It may seem like a recent phenomenon, but Andy Warhol was an anomalous life logger in the 1960s, endlessly snapping Polaroids of the celebrities buzzing around him.
“My idea of a good picture is one that’s in focus and of a famous person,” king of Pop Art Andy Warhol once said.
Carrying a Polaroid camera from the late 1950s until his death in 1987, he amassed a huge collection of instant pictures of friends, lovers, patrons, the famous, the obscure, the scenic, the fashionable, and himself.
The candid portraits, taken by Warhol with his Polaroid Big Shot Camera in the Seventies and Eighties, include leading lights from the world of music, movies and sport, from Liza Minelli and John Lennon to Arnold Schwarzenegger to Muhammad Ali.
Andy Warhol, born Andrew Warhola Jr.(August 6, 1928 – February 22, 1987) was an American artist, film director, and producer who was a leading figure in the visual art movement known as pop art. His works explore the relationship between artistic expression, advertising, and celebrity culture that flourished by the 1960s, and span a variety of media, including painting, silkscreening, photography, film, and sculpture. Some of his best known works include the silkscreen paintings Campbell’s Soup Cans (1962) and Marilyn Diptych (1962), the experimental films Empire (1964) and Chelsea Girls (1966), and the multimedia events known as the Exploding Plastic Inevitable (1966–67).

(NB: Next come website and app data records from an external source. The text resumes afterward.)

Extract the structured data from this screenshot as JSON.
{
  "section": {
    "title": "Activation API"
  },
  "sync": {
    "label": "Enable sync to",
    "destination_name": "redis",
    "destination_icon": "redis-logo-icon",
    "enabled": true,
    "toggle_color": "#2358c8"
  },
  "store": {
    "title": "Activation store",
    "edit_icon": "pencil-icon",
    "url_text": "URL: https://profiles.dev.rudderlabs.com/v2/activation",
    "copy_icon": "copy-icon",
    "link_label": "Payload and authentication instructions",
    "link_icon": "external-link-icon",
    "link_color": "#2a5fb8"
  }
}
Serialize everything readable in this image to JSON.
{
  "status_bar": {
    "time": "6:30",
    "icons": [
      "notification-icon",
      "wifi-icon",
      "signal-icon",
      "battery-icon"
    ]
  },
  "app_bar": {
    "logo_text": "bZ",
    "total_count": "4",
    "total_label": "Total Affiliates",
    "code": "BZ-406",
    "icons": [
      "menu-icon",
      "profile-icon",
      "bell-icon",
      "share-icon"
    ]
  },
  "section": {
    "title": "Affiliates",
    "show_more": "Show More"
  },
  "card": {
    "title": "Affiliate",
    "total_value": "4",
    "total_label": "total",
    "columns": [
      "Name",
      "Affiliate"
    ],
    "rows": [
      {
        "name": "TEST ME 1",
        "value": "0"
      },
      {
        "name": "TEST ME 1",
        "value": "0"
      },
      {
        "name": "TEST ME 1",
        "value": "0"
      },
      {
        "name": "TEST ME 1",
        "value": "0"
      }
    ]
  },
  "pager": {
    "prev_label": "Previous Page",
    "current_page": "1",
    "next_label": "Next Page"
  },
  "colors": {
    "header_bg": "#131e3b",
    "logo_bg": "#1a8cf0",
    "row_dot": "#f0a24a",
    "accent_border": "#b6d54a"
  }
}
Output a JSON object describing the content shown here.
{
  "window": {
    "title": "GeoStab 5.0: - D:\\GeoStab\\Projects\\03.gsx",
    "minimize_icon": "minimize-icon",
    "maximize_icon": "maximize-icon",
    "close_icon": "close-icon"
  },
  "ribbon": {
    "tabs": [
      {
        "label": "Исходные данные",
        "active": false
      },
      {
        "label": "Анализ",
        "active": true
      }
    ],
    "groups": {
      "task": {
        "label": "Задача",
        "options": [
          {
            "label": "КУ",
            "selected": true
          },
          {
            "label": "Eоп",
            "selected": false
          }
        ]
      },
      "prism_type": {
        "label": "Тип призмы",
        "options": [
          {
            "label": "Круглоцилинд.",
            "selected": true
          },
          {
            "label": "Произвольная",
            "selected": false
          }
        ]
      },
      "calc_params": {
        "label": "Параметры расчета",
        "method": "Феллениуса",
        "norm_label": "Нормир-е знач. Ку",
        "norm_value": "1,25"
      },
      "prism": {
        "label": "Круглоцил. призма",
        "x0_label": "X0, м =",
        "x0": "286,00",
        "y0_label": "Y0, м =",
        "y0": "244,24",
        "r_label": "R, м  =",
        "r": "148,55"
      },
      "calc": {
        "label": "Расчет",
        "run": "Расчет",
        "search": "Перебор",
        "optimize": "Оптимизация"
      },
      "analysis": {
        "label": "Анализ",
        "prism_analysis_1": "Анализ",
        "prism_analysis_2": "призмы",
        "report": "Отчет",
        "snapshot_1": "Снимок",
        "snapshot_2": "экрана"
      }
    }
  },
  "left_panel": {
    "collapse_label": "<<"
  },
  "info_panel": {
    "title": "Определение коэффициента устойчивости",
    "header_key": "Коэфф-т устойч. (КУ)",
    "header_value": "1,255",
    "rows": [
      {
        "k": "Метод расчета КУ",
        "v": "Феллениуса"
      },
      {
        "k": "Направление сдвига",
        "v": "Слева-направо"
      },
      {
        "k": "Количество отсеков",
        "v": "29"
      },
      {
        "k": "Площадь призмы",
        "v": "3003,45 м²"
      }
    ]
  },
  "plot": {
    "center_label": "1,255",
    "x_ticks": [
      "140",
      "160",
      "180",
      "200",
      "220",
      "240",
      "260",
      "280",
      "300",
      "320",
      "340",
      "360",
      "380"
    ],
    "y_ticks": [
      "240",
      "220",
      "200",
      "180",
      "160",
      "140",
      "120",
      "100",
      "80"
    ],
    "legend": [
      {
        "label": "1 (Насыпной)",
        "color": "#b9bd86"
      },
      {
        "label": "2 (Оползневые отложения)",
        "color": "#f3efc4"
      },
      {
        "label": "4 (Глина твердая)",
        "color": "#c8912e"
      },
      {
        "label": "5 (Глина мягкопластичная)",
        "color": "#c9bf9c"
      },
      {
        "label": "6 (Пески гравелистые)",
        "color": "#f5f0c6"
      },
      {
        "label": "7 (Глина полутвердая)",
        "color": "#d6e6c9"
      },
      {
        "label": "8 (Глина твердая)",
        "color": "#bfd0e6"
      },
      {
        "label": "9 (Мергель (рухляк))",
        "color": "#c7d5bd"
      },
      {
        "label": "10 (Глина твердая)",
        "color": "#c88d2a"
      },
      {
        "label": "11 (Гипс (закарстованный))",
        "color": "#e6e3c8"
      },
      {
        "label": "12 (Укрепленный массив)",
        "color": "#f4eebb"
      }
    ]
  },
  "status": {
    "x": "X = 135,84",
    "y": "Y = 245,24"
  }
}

Born and raised in Pittsburgh, Warhol initially pursued a successful career as a commercial illustrator. After exhibiting his work in several galleries in the late 1950s, he began to receive recognition as an influential and controversial artist. His New York studio, The Factory, became a well-known gathering place that brought together distinguished intellectuals, drag queens, playwrights, Bohemian street people, Hollywood celebrities, and wealthy patrons. He promoted a collection of personalities known as Warhol superstars, and is credited with inspiring the widely used expression “15 minutes of fame”. In the late 1960s he managed and produced the experimental rock band The Velvet Underground and founded Interview magazine. He authored numerous books, including The Philosophy of Andy Warhol and Popism: The Warhol Sixties. He lived openly as a gay man before the gay liberation movement. In June 1968, he was almost killed by radical feminist Valerie Solanas who shot him inside his studio. After gallbladder surgery, Warhol died of cardiac arrhythmia in February 1987 at the age of 58 in New York.
Warhol has been the subject of numerous retrospective exhibitions, books, and feature and documentary films. The Andy Warhol Museum in his native city of Pittsburgh, which holds an extensive permanent collection of art and archives, is the largest museum in the United States dedicated to a single artist. A 2009 article in The Economist described Warhol as the “bellwether of the art market”. Many of his creations are very collectible and highly valuable. The highest price ever paid for a Warhol painting is $105 million for a 1963 serigraph titled Silver Car Crash (Double Disaster). His works include some of the most expensive paintings ever sold.
(Photos by Andy Warhol)